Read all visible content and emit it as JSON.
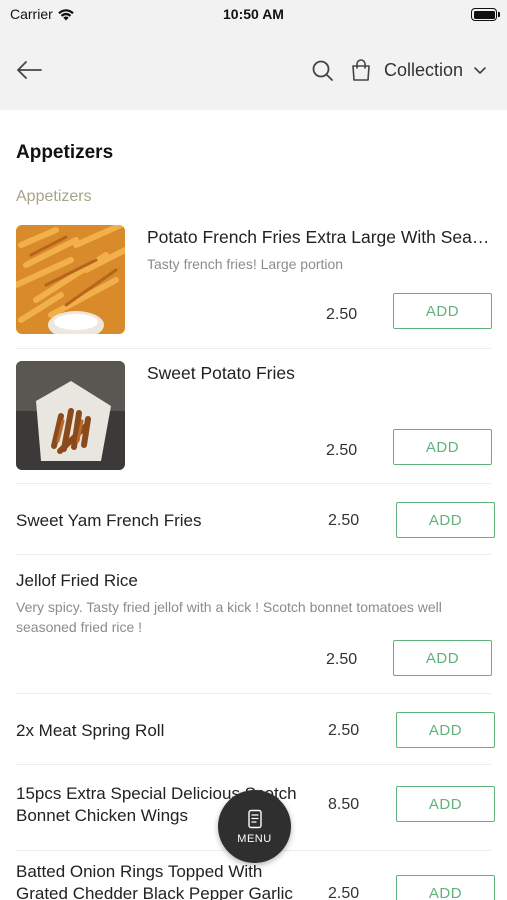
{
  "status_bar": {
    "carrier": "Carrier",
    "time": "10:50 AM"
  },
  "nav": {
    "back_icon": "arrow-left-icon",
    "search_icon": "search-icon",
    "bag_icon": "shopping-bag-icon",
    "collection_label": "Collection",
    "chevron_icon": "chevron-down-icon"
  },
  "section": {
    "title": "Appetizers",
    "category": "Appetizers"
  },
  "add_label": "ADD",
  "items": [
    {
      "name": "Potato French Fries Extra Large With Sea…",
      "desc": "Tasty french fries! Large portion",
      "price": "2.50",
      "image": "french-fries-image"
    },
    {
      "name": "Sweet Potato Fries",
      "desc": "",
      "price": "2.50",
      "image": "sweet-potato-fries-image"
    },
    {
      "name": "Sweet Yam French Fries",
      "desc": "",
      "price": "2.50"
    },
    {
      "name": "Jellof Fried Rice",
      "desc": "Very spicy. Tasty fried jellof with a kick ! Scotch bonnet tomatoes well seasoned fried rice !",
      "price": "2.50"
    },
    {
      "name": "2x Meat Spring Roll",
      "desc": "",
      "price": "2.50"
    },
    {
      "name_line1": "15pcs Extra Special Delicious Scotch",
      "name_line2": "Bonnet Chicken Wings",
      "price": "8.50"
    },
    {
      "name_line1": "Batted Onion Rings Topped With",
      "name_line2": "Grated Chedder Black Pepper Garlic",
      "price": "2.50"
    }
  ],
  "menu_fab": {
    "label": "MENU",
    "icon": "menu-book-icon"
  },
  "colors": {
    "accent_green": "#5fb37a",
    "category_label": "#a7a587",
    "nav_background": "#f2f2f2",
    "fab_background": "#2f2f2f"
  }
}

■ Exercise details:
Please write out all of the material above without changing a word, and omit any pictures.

■ Answer:
Read all visible content and emit it as JSON.
{
  "status_bar": {
    "carrier": "Carrier",
    "time": "10:50 AM"
  },
  "nav": {
    "back_icon": "arrow-left-icon",
    "search_icon": "search-icon",
    "bag_icon": "shopping-bag-icon",
    "collection_label": "Collection",
    "chevron_icon": "chevron-down-icon"
  },
  "section": {
    "title": "Appetizers",
    "category": "Appetizers"
  },
  "add_label": "ADD",
  "items": [
    {
      "name": "Potato French Fries Extra Large With Sea…",
      "desc": "Tasty french fries! Large portion",
      "price": "2.50",
      "image": "french-fries-image"
    },
    {
      "name": "Sweet Potato Fries",
      "desc": "",
      "price": "2.50",
      "image": "sweet-potato-fries-image"
    },
    {
      "name": "Sweet Yam French Fries",
      "desc": "",
      "price": "2.50"
    },
    {
      "name": "Jellof Fried Rice",
      "desc": "Very spicy. Tasty fried jellof with a kick ! Scotch bonnet tomatoes well seasoned fried rice !",
      "price": "2.50"
    },
    {
      "name": "2x Meat Spring Roll",
      "desc": "",
      "price": "2.50"
    },
    {
      "name_line1": "15pcs Extra Special Delicious Scotch",
      "name_line2": "Bonnet Chicken Wings",
      "price": "8.50"
    },
    {
      "name_line1": "Batted Onion Rings Topped With",
      "name_line2": "Grated Chedder Black Pepper Garlic",
      "price": "2.50"
    }
  ],
  "menu_fab": {
    "label": "MENU",
    "icon": "menu-book-icon"
  },
  "colors": {
    "accent_green": "#5fb37a",
    "category_label": "#a7a587",
    "nav_background": "#f2f2f2",
    "fab_background": "#2f2f2f"
  }
}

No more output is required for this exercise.